## WHAT YOU WILL DO
Although the records contain pictures, repeat only the text of every line exactly.
☆ ☆ ☆ ☆
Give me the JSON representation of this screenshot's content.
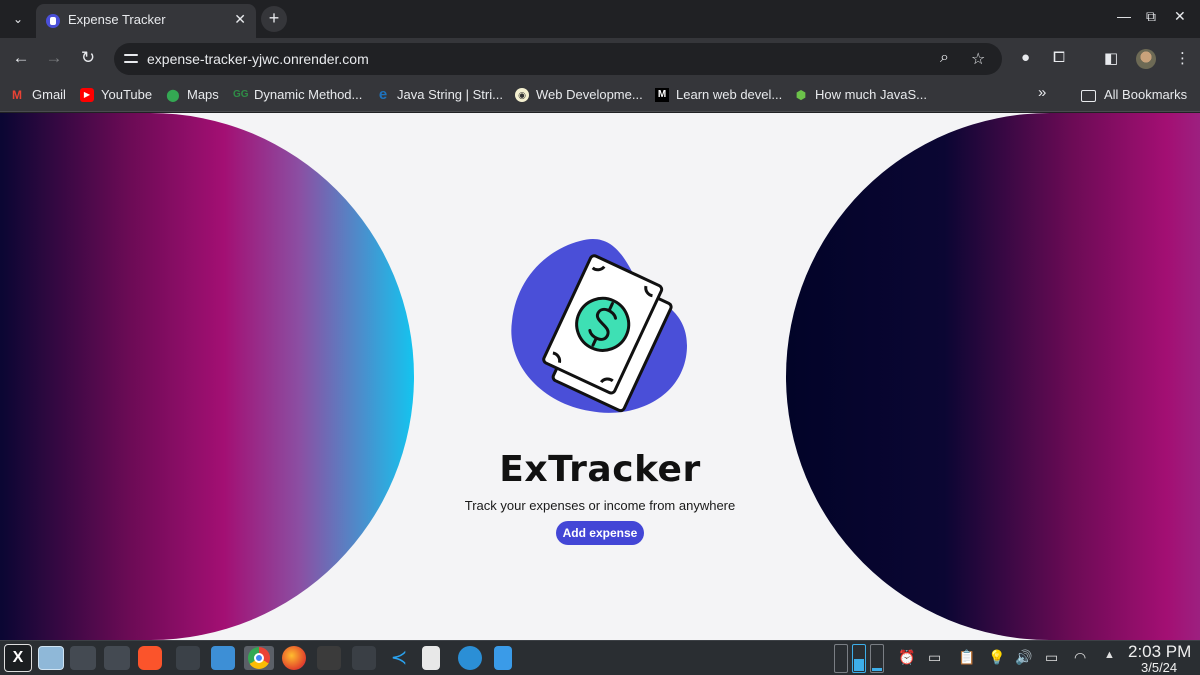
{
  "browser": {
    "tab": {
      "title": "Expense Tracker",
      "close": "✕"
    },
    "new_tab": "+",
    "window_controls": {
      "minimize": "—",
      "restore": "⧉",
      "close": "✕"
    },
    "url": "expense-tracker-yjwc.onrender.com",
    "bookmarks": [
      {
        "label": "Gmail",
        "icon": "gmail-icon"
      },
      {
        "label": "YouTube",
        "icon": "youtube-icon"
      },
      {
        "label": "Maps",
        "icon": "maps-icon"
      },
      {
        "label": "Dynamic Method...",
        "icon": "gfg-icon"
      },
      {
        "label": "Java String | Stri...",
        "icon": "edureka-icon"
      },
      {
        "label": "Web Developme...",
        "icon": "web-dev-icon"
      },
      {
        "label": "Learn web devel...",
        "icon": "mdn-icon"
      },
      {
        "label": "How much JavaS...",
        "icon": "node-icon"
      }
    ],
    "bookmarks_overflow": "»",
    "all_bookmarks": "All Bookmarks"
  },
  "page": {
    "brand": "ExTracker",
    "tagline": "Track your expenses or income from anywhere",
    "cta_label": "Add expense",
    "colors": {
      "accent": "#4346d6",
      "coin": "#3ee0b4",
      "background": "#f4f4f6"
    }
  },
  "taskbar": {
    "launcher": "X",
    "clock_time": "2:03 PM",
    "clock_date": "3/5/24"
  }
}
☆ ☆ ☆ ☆
## TASK RESULT
Give me the JSON representation of this screenshot's content.
{
  "browser": {
    "tab": {
      "title": "Expense Tracker",
      "close": "✕"
    },
    "new_tab": "+",
    "window_controls": {
      "minimize": "—",
      "restore": "⧉",
      "close": "✕"
    },
    "url": "expense-tracker-yjwc.onrender.com",
    "bookmarks": [
      {
        "label": "Gmail",
        "icon": "gmail-icon"
      },
      {
        "label": "YouTube",
        "icon": "youtube-icon"
      },
      {
        "label": "Maps",
        "icon": "maps-icon"
      },
      {
        "label": "Dynamic Method...",
        "icon": "gfg-icon"
      },
      {
        "label": "Java String | Stri...",
        "icon": "edureka-icon"
      },
      {
        "label": "Web Developme...",
        "icon": "web-dev-icon"
      },
      {
        "label": "Learn web devel...",
        "icon": "mdn-icon"
      },
      {
        "label": "How much JavaS...",
        "icon": "node-icon"
      }
    ],
    "bookmarks_overflow": "»",
    "all_bookmarks": "All Bookmarks"
  },
  "page": {
    "brand": "ExTracker",
    "tagline": "Track your expenses or income from anywhere",
    "cta_label": "Add expense",
    "colors": {
      "accent": "#4346d6",
      "coin": "#3ee0b4",
      "background": "#f4f4f6"
    }
  },
  "taskbar": {
    "launcher": "X",
    "clock_time": "2:03 PM",
    "clock_date": "3/5/24"
  }
}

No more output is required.